What this task involves: Below are records; how many of their lines hold the string "subtitle"? Reply with nothing but the number.

====== Records for the exercise

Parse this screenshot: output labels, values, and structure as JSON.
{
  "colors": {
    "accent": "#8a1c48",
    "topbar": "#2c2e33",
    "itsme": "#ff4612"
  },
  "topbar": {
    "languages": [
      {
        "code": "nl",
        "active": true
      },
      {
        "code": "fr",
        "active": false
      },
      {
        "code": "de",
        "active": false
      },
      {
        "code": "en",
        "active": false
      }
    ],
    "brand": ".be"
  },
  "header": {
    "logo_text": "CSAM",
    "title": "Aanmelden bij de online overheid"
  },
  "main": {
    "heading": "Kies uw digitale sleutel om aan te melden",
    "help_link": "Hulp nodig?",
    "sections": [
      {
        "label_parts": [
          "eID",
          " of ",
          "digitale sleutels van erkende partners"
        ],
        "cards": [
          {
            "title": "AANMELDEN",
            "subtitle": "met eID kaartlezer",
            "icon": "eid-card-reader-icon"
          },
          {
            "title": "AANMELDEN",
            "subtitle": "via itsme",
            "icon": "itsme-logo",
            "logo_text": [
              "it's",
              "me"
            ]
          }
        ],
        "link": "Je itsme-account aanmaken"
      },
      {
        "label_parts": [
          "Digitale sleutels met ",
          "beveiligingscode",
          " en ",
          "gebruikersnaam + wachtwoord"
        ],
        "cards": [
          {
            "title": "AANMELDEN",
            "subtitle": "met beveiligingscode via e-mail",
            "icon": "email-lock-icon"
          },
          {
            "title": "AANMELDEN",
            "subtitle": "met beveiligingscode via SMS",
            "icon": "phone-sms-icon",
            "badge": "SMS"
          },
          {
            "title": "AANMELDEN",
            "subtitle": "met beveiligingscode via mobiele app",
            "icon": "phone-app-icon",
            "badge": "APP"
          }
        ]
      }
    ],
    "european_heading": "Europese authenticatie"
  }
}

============

Answer to the exercise: 5